SXD311.pdf (91.44 kB)

Supplementary Material for: Fugu (Takifugu rubripes) Sexual Differentiation: CYP19 Regulation and Aromatase Inhibitor Induced Testicular Development

Download (91.44 kB)
posted on 18.01.2008 by Rashid H., Kitano H., Hoon Lee K., Nii S., Shigematsu T., Kadomura K., Yamaguchi A., Matsuyama M.

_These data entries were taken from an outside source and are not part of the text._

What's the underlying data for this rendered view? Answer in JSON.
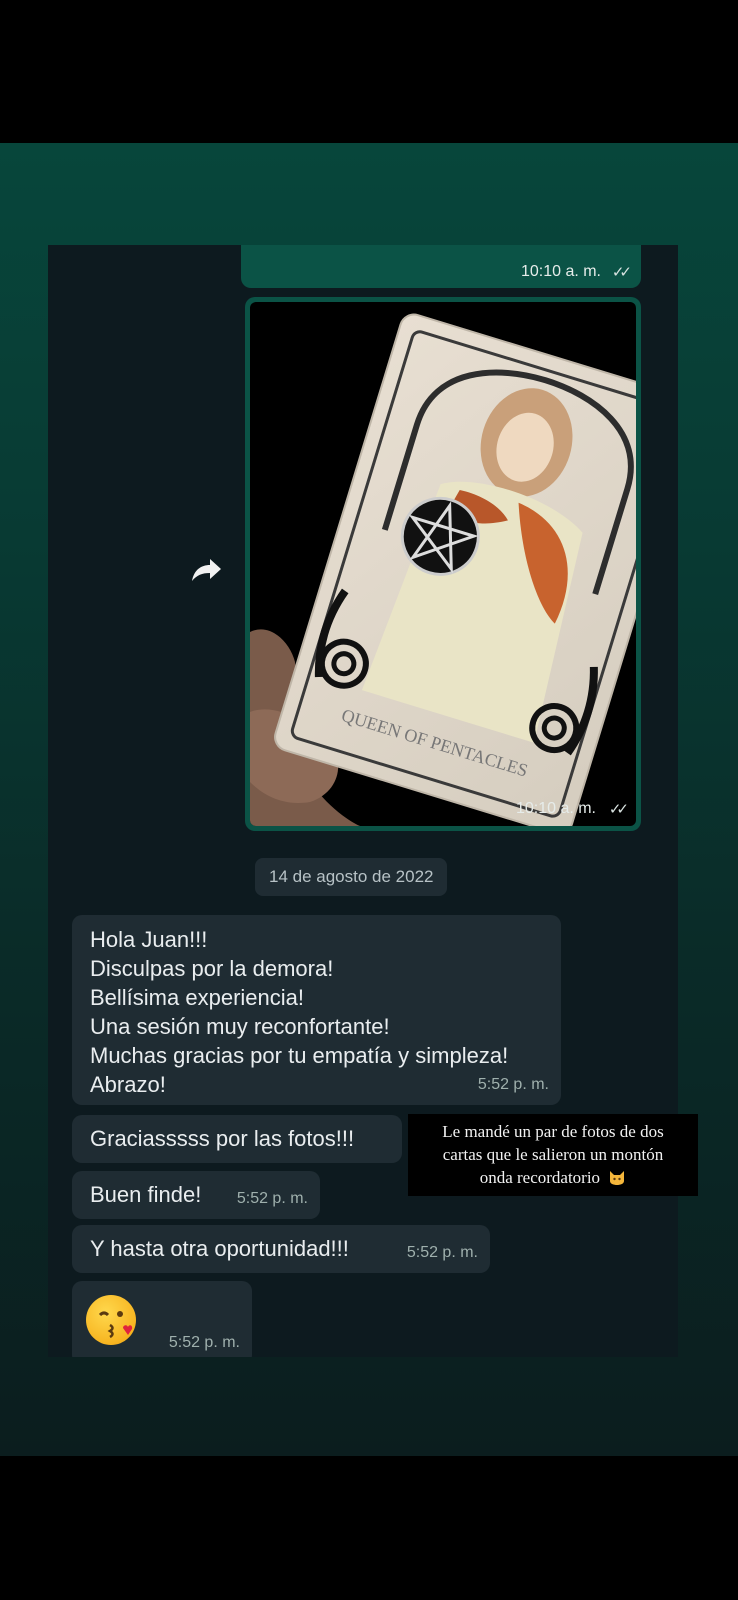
{
  "chat": {
    "top_bubble": {
      "time": "10:10 a. m.",
      "status": "read"
    },
    "image_message": {
      "time": "10:10 a. m.",
      "status": "read",
      "card_caption": "QUEEN OF PENTACLES"
    },
    "date_separator": "14 de agosto de 2022",
    "messages": [
      {
        "lines": [
          "Hola Juan!!!",
          "Disculpas por la demora!",
          "Bellísima experiencia!",
          "Una sesión muy reconfortante!",
          "Muchas gracias por tu empatía y simpleza!",
          "Abrazo!"
        ],
        "time": "5:52 p. m."
      },
      {
        "text": "Graciasssss por las fotos!!!",
        "time": "5:52 p. m."
      },
      {
        "text": "Buen finde!",
        "time": "5:52 p. m."
      },
      {
        "text": "Y hasta otra oportunidad!!!",
        "time": "5:52 p. m."
      },
      {
        "emoji": "kissing-face-with-heart",
        "time": "5:52 p. m."
      }
    ]
  },
  "caption": {
    "lines": [
      "Le mandé un par de fotos de dos",
      "cartas que le salieron un montón",
      "onda recordatorio"
    ],
    "emoji": "cat-face"
  },
  "colors": {
    "outgoing_bubble": "#0b5346",
    "incoming_bubble": "#1f2c33",
    "chat_background": "#0d1a1f",
    "story_background": "#07463b"
  }
}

In order to assess the involvement of aromatase CYP19 isoforms and endogenous sex steroids in gonadal sex differentiation and development of the Japanese fugu (Takifugu rubripes), an aromatase inhibitor (AI, fadrozole) was administered to developing fishes from the ‘first feeding’ till the 100th day after hatching. It was observed that ovarian cavity formation was inhibited by fadrozole at doses of 500 and 1000 µg/g diet, which was followed by testicular differentiation in all treated fugu. In the non-treated fugu, CYP19A was predominantly expressed in the ovary and CYP19B in the brain (in both sexes), although both were expressed interchangeably at low levels. An exceptionally high expression of CYP19B was also evident in testis throughout the study period. Both forms of CYP19 mRNA showed low levels of expression in brain and gonad with no significant differences between the two AI treatments. AI treatment inhibited CYP19A mRNA in trunk during the crucial period of ovarian cavity formation and CYP19B in gonad and brain by the end of gonadal sex differentiation. An elevation of testosterone and 11-ketotestosterone was observed which can be associated with the down-regulation of the circulating 17β-estradiol production during the AI treatment period. After stopping AI treatment, both circulating estrogen and androgen were normalized. The current results suggest that suppression of CYP19A before and during morphological sex differentiation inhibits ovarian cavity formation in fugu. Furthermore, non-detectable limits of 17β-estradiol and high testosterone levels by the end of the gonadal differentiation period can be ascribed to inhibition of CYP19B, suggesting that conversion of 17β-estradiol from testosterone is plausibly regulated by CYP19B, and that this factor (CYP19B) may play an important role in AI-induced testicular development after gonadal sex differentiation through regulation of the testosterone–17β-estradiol balance in fugu.